____ The records

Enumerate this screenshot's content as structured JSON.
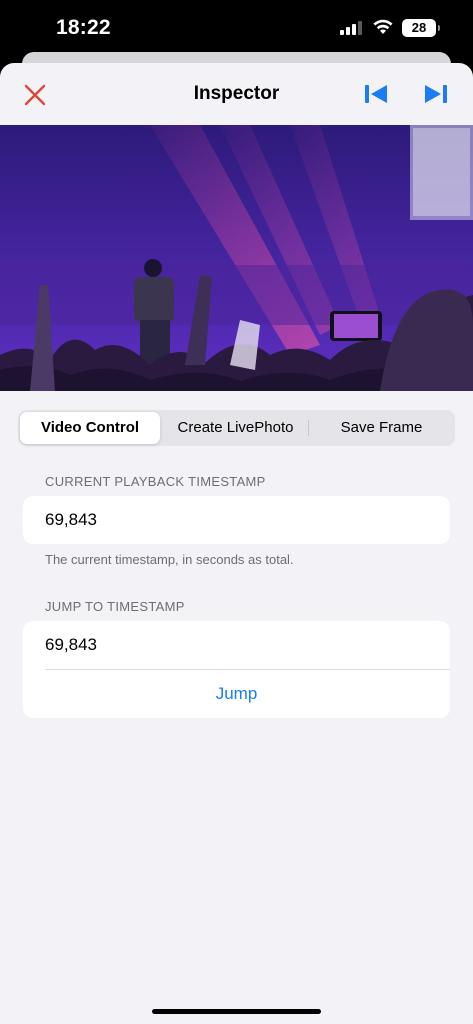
{
  "status": {
    "time": "18:22",
    "battery": "28"
  },
  "nav": {
    "title": "Inspector"
  },
  "tabs": [
    {
      "label": "Video Control",
      "active": true
    },
    {
      "label": "Create LivePhoto",
      "active": false
    },
    {
      "label": "Save Frame",
      "active": false
    }
  ],
  "current": {
    "header": "CURRENT PLAYBACK TIMESTAMP",
    "value": "69,843",
    "footer": "The current timestamp, in seconds as total."
  },
  "jump": {
    "header": "JUMP TO TIMESTAMP",
    "value": "69,843",
    "button_label": "Jump"
  },
  "colors": {
    "accent": "#1c7cf5",
    "close": "#e0463c",
    "background": "#f2f2f7"
  },
  "icons": [
    "close-icon",
    "skip-back-icon",
    "skip-forward-icon",
    "cellular-signal-icon",
    "wifi-icon",
    "battery-icon"
  ]
}
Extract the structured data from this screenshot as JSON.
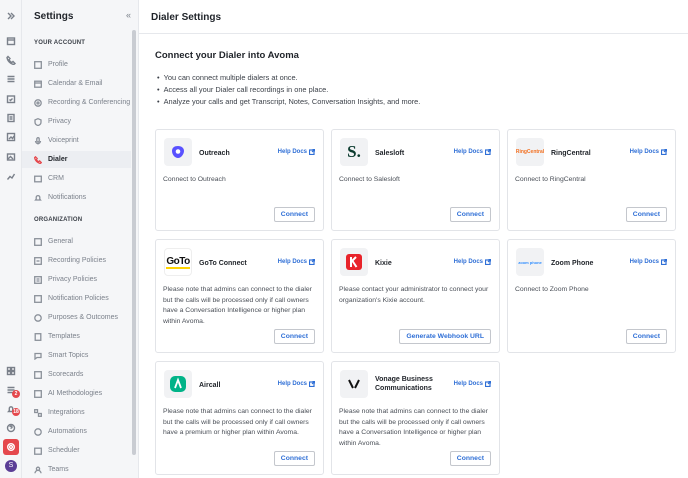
{
  "rail": {
    "badges": [
      "2",
      "18"
    ],
    "avatar": "S"
  },
  "sidebar": {
    "title": "Settings",
    "collapse": "«",
    "your_account": "YOUR ACCOUNT",
    "account_items": [
      "Profile",
      "Calendar & Email",
      "Recording & Conferencing",
      "Privacy",
      "Voiceprint",
      "Dialer",
      "CRM",
      "Notifications"
    ],
    "organization": "ORGANIZATION",
    "org_items": [
      "General",
      "Recording Policies",
      "Privacy Policies",
      "Notification Policies",
      "Purposes & Outcomes",
      "Templates",
      "Smart Topics",
      "Scorecards",
      "AI Methodologies",
      "Integrations",
      "Automations",
      "Scheduler",
      "Teams"
    ]
  },
  "header": {
    "title": "Dialer Settings"
  },
  "intro": {
    "title": "Connect your Dialer into Avoma",
    "bullets": [
      "You can connect multiple dialers at once.",
      "Access all your Dialer call recordings in one place.",
      "Analyze your calls and get Transcript, Notes, Conversation Insights, and more."
    ]
  },
  "help_docs": "Help Docs",
  "cards": [
    {
      "name": "Outreach",
      "desc": "Connect to Outreach",
      "button": "Connect"
    },
    {
      "name": "Salesloft",
      "desc": "Connect to Salesloft",
      "button": "Connect"
    },
    {
      "name": "RingCentral",
      "desc": "Connect to RingCentral",
      "button": "Connect"
    },
    {
      "name": "GoTo Connect",
      "desc": "Please note that admins can connect to the dialer but the calls will be processed only if call owners have a Conversation Intelligence or higher plan within Avoma.",
      "button": "Connect"
    },
    {
      "name": "Kixie",
      "desc": "Please contact your administrator to connect your organization's Kixie account.",
      "button": "Generate Webhook URL"
    },
    {
      "name": "Zoom Phone",
      "desc": "Connect to Zoom Phone",
      "button": "Connect"
    },
    {
      "name": "Aircall",
      "desc": "Please note that admins can connect to the dialer but the calls will be processed only if call owners have a premium or higher plan within Avoma.",
      "button": "Connect"
    },
    {
      "name": "Vonage Business Communications",
      "desc": "Please note that admins can connect to the dialer but the calls will be processed only if call owners have a Conversation Intelligence or higher plan within Avoma.",
      "button": "Connect"
    }
  ],
  "logos": {
    "salesloft": "S.",
    "ringcentral": "RingCentral",
    "goto": "GoTo",
    "zoom": "zoom phone"
  },
  "colors": {
    "accent": "#e5484d",
    "link": "#2f6fd6"
  }
}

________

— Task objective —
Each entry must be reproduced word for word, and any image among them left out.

— Task solution —
Enumerate this screenshot's content as structured JSON.
{
  "status": {
    "time": "18:22",
    "battery": "28"
  },
  "nav": {
    "title": "Inspector"
  },
  "tabs": [
    {
      "label": "Video Control",
      "active": true
    },
    {
      "label": "Create LivePhoto",
      "active": false
    },
    {
      "label": "Save Frame",
      "active": false
    }
  ],
  "current": {
    "header": "CURRENT PLAYBACK TIMESTAMP",
    "value": "69,843",
    "footer": "The current timestamp, in seconds as total."
  },
  "jump": {
    "header": "JUMP TO TIMESTAMP",
    "value": "69,843",
    "button_label": "Jump"
  },
  "colors": {
    "accent": "#1c7cf5",
    "close": "#e0463c",
    "background": "#f2f2f7"
  },
  "icons": [
    "close-icon",
    "skip-back-icon",
    "skip-forward-icon",
    "cellular-signal-icon",
    "wifi-icon",
    "battery-icon"
  ]
}
Extract the structured data from this screenshot as JSON.
{
  "rail": {
    "badges": [
      "2",
      "18"
    ],
    "avatar": "S"
  },
  "sidebar": {
    "title": "Settings",
    "collapse": "«",
    "your_account": "YOUR ACCOUNT",
    "account_items": [
      "Profile",
      "Calendar & Email",
      "Recording & Conferencing",
      "Privacy",
      "Voiceprint",
      "Dialer",
      "CRM",
      "Notifications"
    ],
    "organization": "ORGANIZATION",
    "org_items": [
      "General",
      "Recording Policies",
      "Privacy Policies",
      "Notification Policies",
      "Purposes & Outcomes",
      "Templates",
      "Smart Topics",
      "Scorecards",
      "AI Methodologies",
      "Integrations",
      "Automations",
      "Scheduler",
      "Teams"
    ]
  },
  "header": {
    "title": "Dialer Settings"
  },
  "intro": {
    "title": "Connect your Dialer into Avoma",
    "bullets": [
      "You can connect multiple dialers at once.",
      "Access all your Dialer call recordings in one place.",
      "Analyze your calls and get Transcript, Notes, Conversation Insights, and more."
    ]
  },
  "help_docs": "Help Docs",
  "cards": [
    {
      "name": "Outreach",
      "desc": "Connect to Outreach",
      "button": "Connect"
    },
    {
      "name": "Salesloft",
      "desc": "Connect to Salesloft",
      "button": "Connect"
    },
    {
      "name": "RingCentral",
      "desc": "Connect to RingCentral",
      "button": "Connect"
    },
    {
      "name": "GoTo Connect",
      "desc": "Please note that admins can connect to the dialer but the calls will be processed only if call owners have a Conversation Intelligence or higher plan within Avoma.",
      "button": "Connect"
    },
    {
      "name": "Kixie",
      "desc": "Please contact your administrator to connect your organization's Kixie account.",
      "button": "Generate Webhook URL"
    },
    {
      "name": "Zoom Phone",
      "desc": "Connect to Zoom Phone",
      "button": "Connect"
    },
    {
      "name": "Aircall",
      "desc": "Please note that admins can connect to the dialer but the calls will be processed only if call owners have a premium or higher plan within Avoma.",
      "button": "Connect"
    },
    {
      "name": "Vonage Business Communications",
      "desc": "Please note that admins can connect to the dialer but the calls will be processed only if call owners have a Conversation Intelligence or higher plan within Avoma.",
      "button": "Connect"
    }
  ],
  "logos": {
    "salesloft": "S.",
    "ringcentral": "RingCentral",
    "goto": "GoTo",
    "zoom": "zoom phone"
  },
  "colors": {
    "accent": "#e5484d",
    "link": "#2f6fd6"
  }
}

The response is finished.